» **TASK ITEM**
The answer should be each line of the records that contains the word "course"; please copy them all.

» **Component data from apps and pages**

*-*-*

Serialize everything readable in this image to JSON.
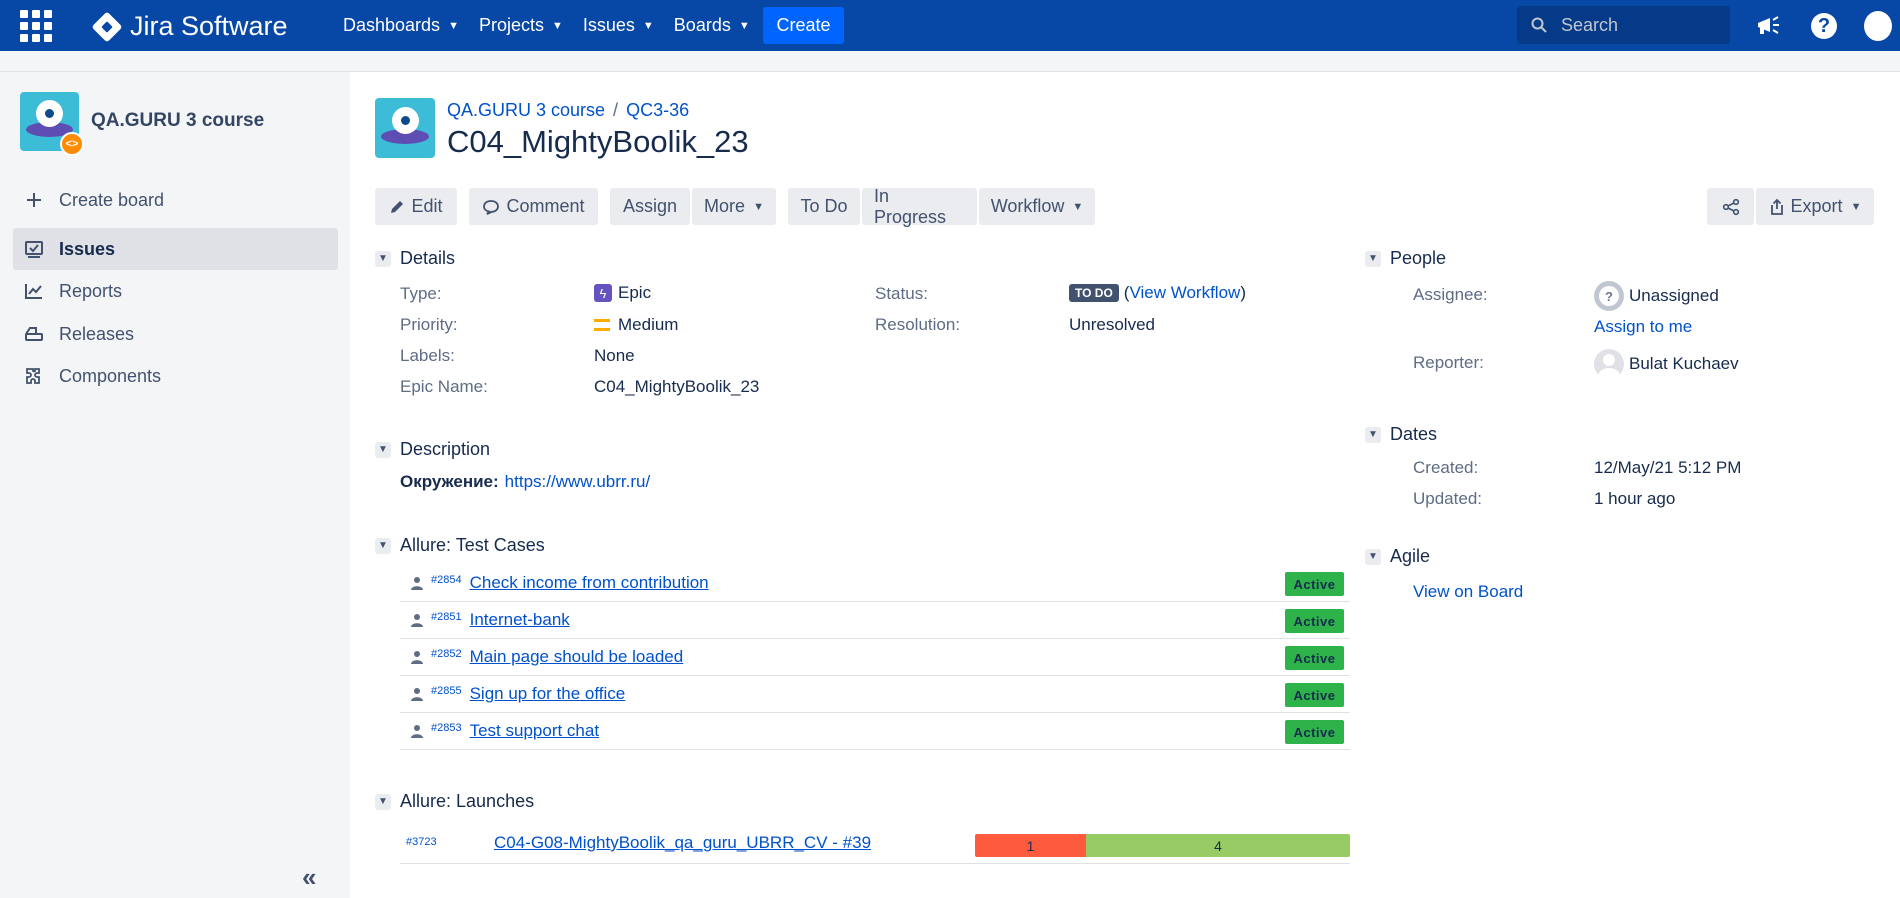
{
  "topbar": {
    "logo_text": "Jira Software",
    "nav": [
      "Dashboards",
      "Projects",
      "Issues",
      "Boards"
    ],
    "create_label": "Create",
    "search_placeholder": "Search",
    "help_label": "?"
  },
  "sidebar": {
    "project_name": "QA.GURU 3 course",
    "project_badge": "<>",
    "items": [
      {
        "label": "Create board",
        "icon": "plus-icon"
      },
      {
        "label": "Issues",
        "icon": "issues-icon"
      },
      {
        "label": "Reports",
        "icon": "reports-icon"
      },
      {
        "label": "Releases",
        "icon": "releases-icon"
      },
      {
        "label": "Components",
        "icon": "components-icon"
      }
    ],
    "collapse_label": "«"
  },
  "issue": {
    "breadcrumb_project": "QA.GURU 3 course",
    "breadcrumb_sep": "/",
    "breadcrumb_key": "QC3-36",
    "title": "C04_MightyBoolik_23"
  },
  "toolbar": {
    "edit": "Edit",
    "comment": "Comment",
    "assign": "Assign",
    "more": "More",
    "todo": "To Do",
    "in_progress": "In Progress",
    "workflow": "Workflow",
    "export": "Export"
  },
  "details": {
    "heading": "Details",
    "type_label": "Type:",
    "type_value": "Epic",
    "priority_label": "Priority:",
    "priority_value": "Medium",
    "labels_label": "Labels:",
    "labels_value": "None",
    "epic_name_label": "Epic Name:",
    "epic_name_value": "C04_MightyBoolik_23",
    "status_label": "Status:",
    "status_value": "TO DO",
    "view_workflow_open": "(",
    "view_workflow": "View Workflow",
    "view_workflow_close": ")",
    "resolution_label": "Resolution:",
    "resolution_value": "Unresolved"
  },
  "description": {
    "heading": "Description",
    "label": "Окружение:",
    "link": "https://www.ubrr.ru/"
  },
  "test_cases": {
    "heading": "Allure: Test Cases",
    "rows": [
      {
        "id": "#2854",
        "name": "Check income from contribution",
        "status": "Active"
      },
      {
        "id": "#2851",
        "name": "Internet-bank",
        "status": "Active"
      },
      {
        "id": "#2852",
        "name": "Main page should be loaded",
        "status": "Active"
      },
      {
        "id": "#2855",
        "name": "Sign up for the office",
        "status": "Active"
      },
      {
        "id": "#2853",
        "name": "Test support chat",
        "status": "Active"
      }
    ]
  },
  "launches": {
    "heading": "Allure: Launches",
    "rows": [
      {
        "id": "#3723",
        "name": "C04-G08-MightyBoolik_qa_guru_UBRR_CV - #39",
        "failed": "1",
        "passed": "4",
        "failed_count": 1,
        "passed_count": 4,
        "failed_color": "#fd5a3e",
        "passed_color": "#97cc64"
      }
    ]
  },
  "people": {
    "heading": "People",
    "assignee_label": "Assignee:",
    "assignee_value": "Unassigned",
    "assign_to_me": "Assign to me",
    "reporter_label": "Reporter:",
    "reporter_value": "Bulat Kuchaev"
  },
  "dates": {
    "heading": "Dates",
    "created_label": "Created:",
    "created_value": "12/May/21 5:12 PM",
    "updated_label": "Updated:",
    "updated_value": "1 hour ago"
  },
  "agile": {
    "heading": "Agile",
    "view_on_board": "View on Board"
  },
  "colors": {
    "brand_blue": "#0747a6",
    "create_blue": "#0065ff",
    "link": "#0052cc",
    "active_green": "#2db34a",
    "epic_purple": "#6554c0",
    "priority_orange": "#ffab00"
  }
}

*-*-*

» **EXERCISE RESULT**
    "project_name": "QA.GURU 3 course",
    "breadcrumb_project": "QA.GURU 3 course",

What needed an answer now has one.